Geocaching is a global treasure hunt that involves downloading GPS coordinates to find hidden caches. With more than three million active geocaches located around the world, there are plenty of opportunities to join in. Keep in mind that geocaching is best done in areas without snow, because the snow buries the caches. Log in to geocaching.com to get started.
3. Host an outdoor party for families
Don’t let your backyard get lonely in the winter. It may be too cold to grill, but there aren’t any mosquitoes left, either! To host a winter party for adults and kids, hang some twinkle lights, fire up the fire pit, and bring out lots of warm snuggly blankets. Kids can help create table decorations from evergreens, pinecones, and holly before the party, or you can make it a party activity. Bring out the hot chocolate and hot cider, and let the festivities begin!
Make it a group effort
Let kids help plan your activity, from where to go to what to wear. They’re much more likely to be excited to go outside and to stick with the plan if they helped to design it. Give each kid a turn at picking an activity. The youngest may not be able to plan a whole trip, but they can help decide what snacks to bring or when to take a rest break.
Pro tip: Create a “dream board” with adventure ideas that you keep where everyone can see it. That way, if arguments break out over where to go and what to do, the idea that doesn’t get chosen can be saved for next time. You’ll also have a bunch of ideas in reserve for days when everyone is cranky or low in imagination.
Wear the right shoes
There’s a Swedish saying, “There’s no such thing as bad weather, just bad clothes.” We might add: and bad shoes! When kids have warm, dry feet, they’re more likely to lose track of time while examining snails or making a fort from evergreen branches. You may even have to give them a nudge or two to get them to go home! KEEN has a wide selection of waterproof boots and shoes for kids to make their outside time as comfy as their inside time.
Fleece-lined and snuggly, the Howser is a great choice for s’mores around the campfire or hot chocolate and a sing-along next to the fire pit. They’re available in a waterproof chukka, an easy slip-on, and a wrap with a hook-and-loop strap for maxed-out comfort on chilly days and frosty evenings.

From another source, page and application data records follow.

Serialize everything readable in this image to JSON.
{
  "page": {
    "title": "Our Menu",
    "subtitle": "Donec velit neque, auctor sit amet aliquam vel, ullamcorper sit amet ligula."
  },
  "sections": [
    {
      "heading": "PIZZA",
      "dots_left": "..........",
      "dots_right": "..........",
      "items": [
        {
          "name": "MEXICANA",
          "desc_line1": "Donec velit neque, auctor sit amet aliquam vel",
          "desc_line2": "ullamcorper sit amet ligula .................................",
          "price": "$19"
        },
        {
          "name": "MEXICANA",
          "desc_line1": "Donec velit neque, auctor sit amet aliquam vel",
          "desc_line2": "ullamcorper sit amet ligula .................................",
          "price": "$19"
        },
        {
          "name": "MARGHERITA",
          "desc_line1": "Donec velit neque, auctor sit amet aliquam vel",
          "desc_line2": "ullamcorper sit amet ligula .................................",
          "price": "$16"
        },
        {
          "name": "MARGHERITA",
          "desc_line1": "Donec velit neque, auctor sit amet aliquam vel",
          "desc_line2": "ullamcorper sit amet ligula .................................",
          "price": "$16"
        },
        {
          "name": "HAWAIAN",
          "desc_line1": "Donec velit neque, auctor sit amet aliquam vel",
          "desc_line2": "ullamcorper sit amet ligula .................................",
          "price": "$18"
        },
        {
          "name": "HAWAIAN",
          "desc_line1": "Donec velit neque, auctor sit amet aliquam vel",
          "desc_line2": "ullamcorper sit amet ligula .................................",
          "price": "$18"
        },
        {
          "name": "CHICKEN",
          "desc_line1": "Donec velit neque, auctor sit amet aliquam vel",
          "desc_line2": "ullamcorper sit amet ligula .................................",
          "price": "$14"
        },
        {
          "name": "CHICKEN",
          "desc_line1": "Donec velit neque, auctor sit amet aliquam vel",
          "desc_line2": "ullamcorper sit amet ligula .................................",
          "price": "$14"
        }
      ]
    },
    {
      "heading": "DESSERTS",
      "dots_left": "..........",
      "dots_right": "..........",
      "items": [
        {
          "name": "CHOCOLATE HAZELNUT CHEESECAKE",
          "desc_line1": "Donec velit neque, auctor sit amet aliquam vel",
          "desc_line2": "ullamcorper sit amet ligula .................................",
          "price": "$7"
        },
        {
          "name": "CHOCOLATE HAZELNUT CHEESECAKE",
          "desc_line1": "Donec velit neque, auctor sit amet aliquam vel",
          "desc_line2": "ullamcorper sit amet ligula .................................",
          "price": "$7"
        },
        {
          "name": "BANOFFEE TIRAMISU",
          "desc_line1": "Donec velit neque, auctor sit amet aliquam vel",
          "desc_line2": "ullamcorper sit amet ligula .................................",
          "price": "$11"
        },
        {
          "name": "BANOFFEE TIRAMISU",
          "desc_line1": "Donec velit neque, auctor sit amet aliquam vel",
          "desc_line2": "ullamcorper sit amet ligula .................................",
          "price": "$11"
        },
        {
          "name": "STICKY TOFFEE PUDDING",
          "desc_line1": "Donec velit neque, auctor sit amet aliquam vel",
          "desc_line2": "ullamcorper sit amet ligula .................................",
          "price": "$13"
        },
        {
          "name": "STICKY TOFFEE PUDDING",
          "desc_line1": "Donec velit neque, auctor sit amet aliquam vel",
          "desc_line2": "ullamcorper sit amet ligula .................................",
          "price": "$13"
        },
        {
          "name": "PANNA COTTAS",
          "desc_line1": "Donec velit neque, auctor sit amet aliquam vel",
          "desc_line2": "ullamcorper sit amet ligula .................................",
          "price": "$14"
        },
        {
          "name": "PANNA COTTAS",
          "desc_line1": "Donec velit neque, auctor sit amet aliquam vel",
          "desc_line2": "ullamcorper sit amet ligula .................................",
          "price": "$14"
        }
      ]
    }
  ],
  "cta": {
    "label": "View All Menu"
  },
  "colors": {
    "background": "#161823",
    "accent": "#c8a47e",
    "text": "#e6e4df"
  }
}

After a long day of work, the thought of suiting up the family for a few hours outside in the rain may not seem like your idea of fun. Kids can pick up on that energy and may resist tearing themselves away from their video game or favorite cartoon. But if you project enthusiasm, kids will get excited too. And trust us, once you spend a few minutes outdoors, whether it’s close to home or deep in the woods, you’ll feel much better!